Writing keeps me sane. Or saner amidst the chaos within and without.

If I couldn’t write, I would paint huge sprawling canvases and petite fragile ones and every size in between using line, shape, color and texture to connect with the world around me. Crescents of paint dried under my nails, smudged on my cheek, scraps of paper glued to the delicate bone on the side of my wrist.

Or perhaps I’d weave notes into the air from a piano or guitar, creating a cocoon of sound to both comfort and liberate.

That, right there, is why I write.

It both comforts and liberates me.

I seek solace on the page and I find liberation when the mask is finally shattered and my raw whole self is there, just as I am.

If I couldn’t write or paint or create music, perhaps my creativity would just be me, fully embracing each messy, painful, blissful moment of my life. Writing is my doorway to living from that space.

Writing keeps me awake and present to all of it.

There’s no place to hide when I write.

I’m present to the light and the dark, to the angst and the bliss, to the lies and the truth, the heavy and light, the calm and chaos, the fear and boldness, the mundane and profound.

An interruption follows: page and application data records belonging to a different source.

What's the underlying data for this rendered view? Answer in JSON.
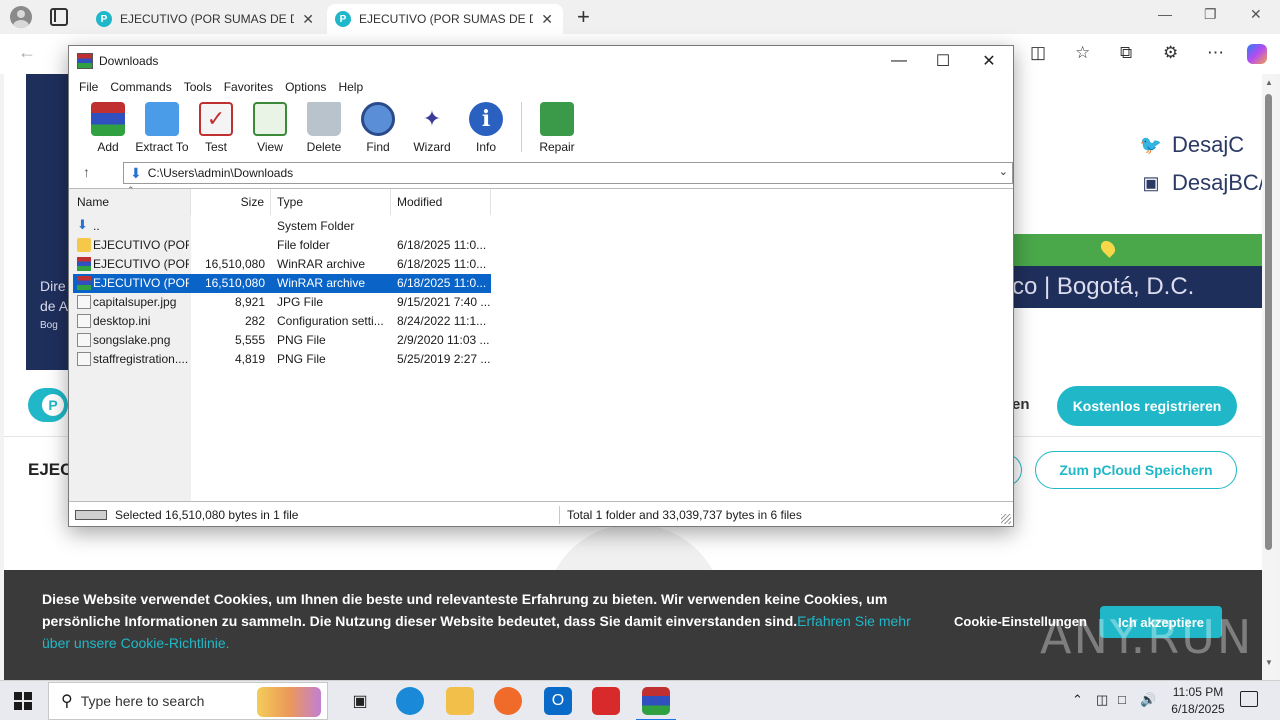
{
  "browser": {
    "tabs": [
      {
        "title": "EJECUTIVO (POR SUMAS DE DINE",
        "favicon": "P",
        "active": false
      },
      {
        "title": "EJECUTIVO (POR SUMAS DE DINE",
        "favicon": "P",
        "active": true
      }
    ],
    "new_tab_glyph": "+",
    "close_glyph": "✕"
  },
  "page": {
    "social": [
      {
        "icon": "twitter-icon",
        "handle": "DesajC"
      },
      {
        "icon": "instagram-icon",
        "handle": "DesajBC/"
      }
    ],
    "hero_location": "co  |  Bogotá, D.C.",
    "hero_left_lines": [
      "Dire",
      "de A",
      "Bog"
    ],
    "login_fragment": "en",
    "register_button": "Kostenlos registrieren",
    "file_title": "EJEC",
    "save_button": "Zum pCloud Speichern",
    "cookie": {
      "message": "Diese Website verwendet Cookies, um Ihnen die beste und relevanteste Erfahrung zu bieten. Wir verwenden keine Cookies, um persönliche Informationen zu sammeln. Die Nutzung dieser Website bedeutet, dass Sie damit einverstanden sind.",
      "link": "Erfahren Sie mehr über unsere Cookie-Richtlinie.",
      "settings": "Cookie-Einstellungen",
      "accept": "Ich akzeptiere"
    },
    "watermark": "ANY.RUN",
    "colors": {
      "accent": "#20b8c8",
      "navy": "#1f2f5c",
      "green": "#4aa84a",
      "cookie_bg": "#3a3a3a"
    }
  },
  "winrar": {
    "title": "Downloads",
    "menu": [
      "File",
      "Commands",
      "Tools",
      "Favorites",
      "Options",
      "Help"
    ],
    "toolbar": [
      {
        "label": "Add",
        "icon": "add-archive-icon"
      },
      {
        "label": "Extract To",
        "icon": "extract-folder-icon"
      },
      {
        "label": "Test",
        "icon": "test-clipboard-icon"
      },
      {
        "label": "View",
        "icon": "view-book-icon"
      },
      {
        "label": "Delete",
        "icon": "delete-bin-icon"
      },
      {
        "label": "Find",
        "icon": "find-magnifier-icon"
      },
      {
        "label": "Wizard",
        "icon": "wizard-wand-icon"
      },
      {
        "label": "Info",
        "icon": "info-icon"
      },
      {
        "label": "Repair",
        "icon": "repair-kit-icon"
      }
    ],
    "path": "C:\\Users\\admin\\Downloads",
    "columns": [
      "Name",
      "Size",
      "Type",
      "Modified"
    ],
    "files": [
      {
        "name": "..",
        "size": "",
        "type": "System Folder",
        "modified": "",
        "icon": "up-arrow-icon",
        "selected": false
      },
      {
        "name": "EJECUTIVO (POR...",
        "size": "",
        "type": "File folder",
        "modified": "6/18/2025 11:0...",
        "icon": "folder-icon",
        "selected": false
      },
      {
        "name": "EJECUTIVO (POR...",
        "size": "16,510,080",
        "type": "WinRAR archive",
        "modified": "6/18/2025 11:0...",
        "icon": "rar-archive-icon",
        "selected": false
      },
      {
        "name": "EJECUTIVO (POR...",
        "size": "16,510,080",
        "type": "WinRAR archive",
        "modified": "6/18/2025 11:0...",
        "icon": "rar-archive-icon",
        "selected": true
      },
      {
        "name": "capitalsuper.jpg",
        "size": "8,921",
        "type": "JPG File",
        "modified": "9/15/2021 7:40 ...",
        "icon": "image-file-icon",
        "selected": false
      },
      {
        "name": "desktop.ini",
        "size": "282",
        "type": "Configuration setti...",
        "modified": "8/24/2022 11:1...",
        "icon": "settings-file-icon",
        "selected": false
      },
      {
        "name": "songslake.png",
        "size": "5,555",
        "type": "PNG File",
        "modified": "2/9/2020 11:03 ...",
        "icon": "image-file-icon",
        "selected": false
      },
      {
        "name": "staffregistration....",
        "size": "4,819",
        "type": "PNG File",
        "modified": "5/25/2019 2:27 ...",
        "icon": "image-file-icon",
        "selected": false
      }
    ],
    "status_left": "Selected 16,510,080 bytes in 1 file",
    "status_right": "Total 1 folder and 33,039,737 bytes in 6 files"
  },
  "taskbar": {
    "search_placeholder": "Type here to search",
    "apps": [
      "task-view-icon",
      "edge-icon",
      "file-explorer-icon",
      "firefox-icon",
      "outlook-icon",
      "acrobat-icon",
      "winrar-icon"
    ],
    "time": "11:05 PM",
    "date": "6/18/2025"
  }
}
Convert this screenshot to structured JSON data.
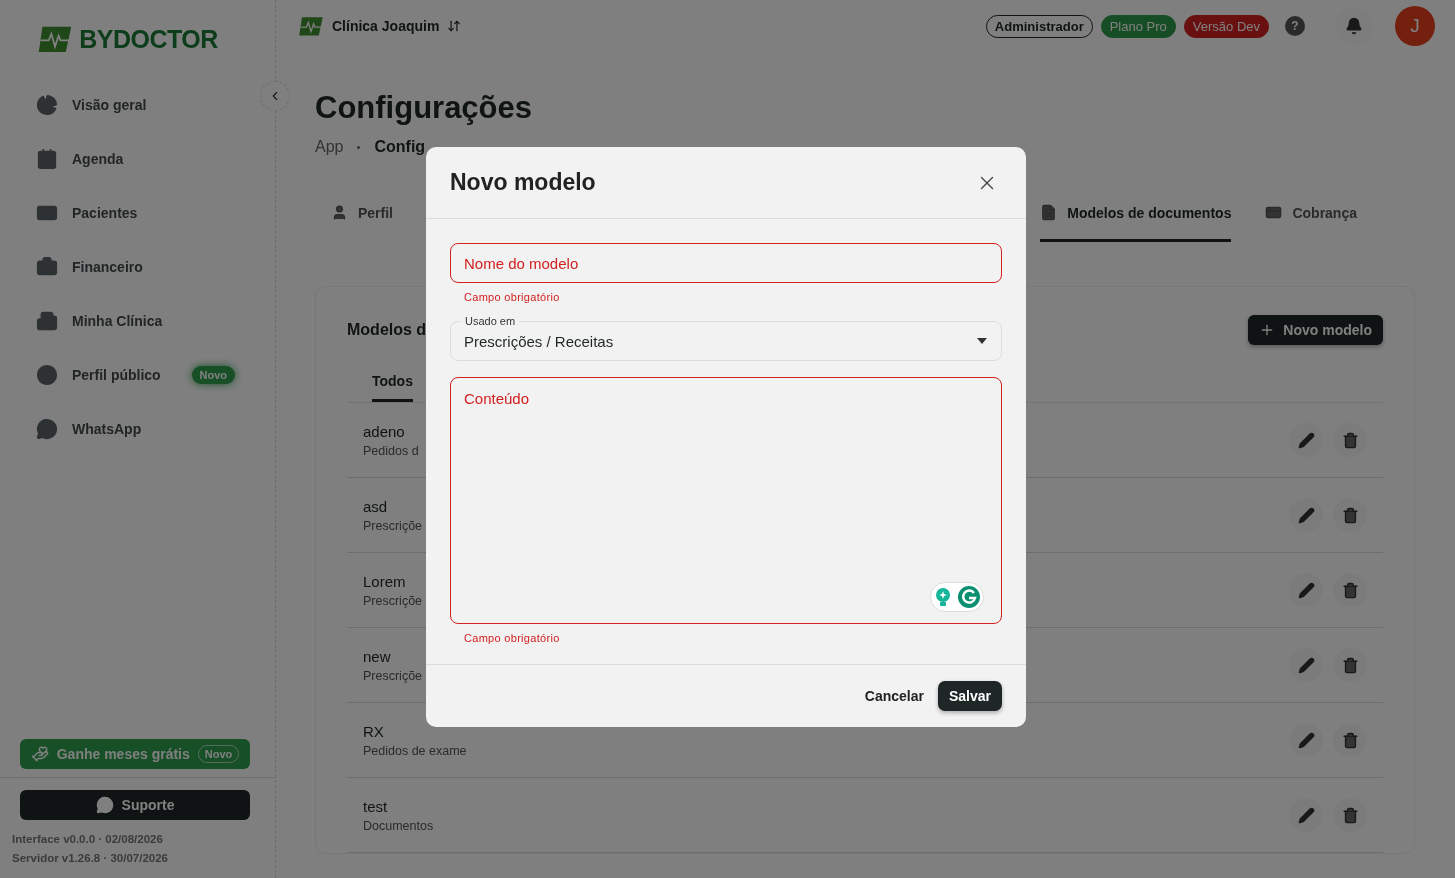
{
  "sidebar": {
    "logo": "BYDOCTOR",
    "items": [
      {
        "label": "Visão geral"
      },
      {
        "label": "Agenda"
      },
      {
        "label": "Pacientes"
      },
      {
        "label": "Financeiro"
      },
      {
        "label": "Minha Clínica"
      },
      {
        "label": "Perfil público",
        "badge": "Novo"
      },
      {
        "label": "WhatsApp"
      }
    ],
    "promo": {
      "label": "Ganhe meses grátis",
      "badge": "Novo"
    },
    "support": "Suporte",
    "versions": [
      "Interface v0.0.0 · 02/08/2026",
      "Servidor v1.26.8 · 30/07/2026"
    ]
  },
  "topbar": {
    "clinic": "Clínica Joaquim",
    "badges": [
      {
        "label": "Administrador",
        "kind": "outline"
      },
      {
        "label": "Plano Pro",
        "kind": "success"
      },
      {
        "label": "Versão Dev",
        "kind": "danger"
      }
    ],
    "help": "?",
    "avatar": "J"
  },
  "page": {
    "title": "Configurações",
    "breadcrumb": [
      "App",
      "Config"
    ],
    "tabs": [
      {
        "label": "Perfil",
        "selected": false
      },
      {
        "label": "Modelos de documentos",
        "selected": true
      },
      {
        "label": "Cobrança",
        "selected": false
      }
    ]
  },
  "card": {
    "title": "Modelos d",
    "new_button": "Novo modelo",
    "filters": [
      {
        "label": "Todos",
        "selected": true
      }
    ],
    "rows": [
      {
        "name": "adeno",
        "type": "Pedidos d"
      },
      {
        "name": "asd",
        "type": "Prescriçõe"
      },
      {
        "name": "Lorem",
        "type": "Prescriçõe"
      },
      {
        "name": "new",
        "type": "Prescriçõe"
      },
      {
        "name": "RX",
        "type": "Pedidos de exame"
      },
      {
        "name": "test",
        "type": "Documentos"
      }
    ]
  },
  "modal": {
    "title": "Novo modelo",
    "name_field": {
      "placeholder": "Nome do modelo",
      "invalid": true,
      "error": "Campo obrigatório"
    },
    "usage_select": {
      "label": "Usado em",
      "value": "Prescrições / Receitas"
    },
    "content_field": {
      "placeholder": "Conteúdo",
      "invalid": true,
      "error": "Campo obrigatório"
    },
    "cancel": "Cancelar",
    "save": "Salvar"
  }
}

Me, awake and present to all of it.

That’s why I write.

 

Creativity Check-in

How much did I write today? (time, words, pages)

2 hours

What did I work on?

3 Morning Pages

3 WYA pages

A blog post

Mood:

Tired, brain foggy

Greatest obstacle:

Taught three yoga classes so my attention was spread thin today.

Greatest strength:

Making the time anyway, no matter how I felt.

Creative Affirmation:

I show up to the page daily to keep the creative momentum going.

 

 

30 WYA Challenge: The 1 Thing I Didn’t Do Taught Me the Most

Photo found on Pinterest via travimp.com.

Photo found on Pinterest via travimp.com.

I recently participated in the 30-Day Write Yourself Alive Challenge with Andrea Balt and Tyler Knott Gregson. I connected with so many amazing writers from around the globe. I connected with my words, my stories, my Self.

I showed up, I did the prompts, I put my words out there.

The one thing I didn’t do was show up everyday.

The one thing I didn’t do was give my writing top priority over everything else: yoga, meditation, dirty dishes, laundry, TV, internet.

Some days I didn’t write at all. Other days I wrote pages and pages, catching up by doing five, six or seven prompts in one sitting. And that was great—riding that energy that had built up over days, feeling those words simmering just below the surface of my skin, aching to find a way out. It’s fun to surf that wave of creative energy.

It’s fun but it’s not sustainable.

It’s fun but it is not dependable.

What is dependable is structure, routine, consistency.

Not fun words, are they?

But it is what I need. What my creative process needs. I’d rather sit down every day, not knowing what comes next, not knowing if I will eek out a few meager sentences or if pages will spill out of my pen than wait for the words to build up until they can’t be contained anymore.

So, for the next 7 days I am committing to show up each day. To work on my current WIP each and every day for seven days. To build up that muscle of dedication and consistency.

To have fun within the structure of discipline.

How about you? Are you an every day writer or does more sporadic work for you? I love hearing about your process. Please share.

Five on Friday

B_9unJRUYAAzvrU.jpg-large

1. Save yourself the time it would take to read Moby Dick and read David Ebenbach’s interview with Ishmael.

2. What happened when one writer committed herself to the 30 Day Write Yourself Alive challenge with Andrea Balt and Tyler Knott Gregson.

3. Margaret Atwood has a new book coming out this year.

4. My new favorite TV show.

5. Add to your TBR pile with these spring releases.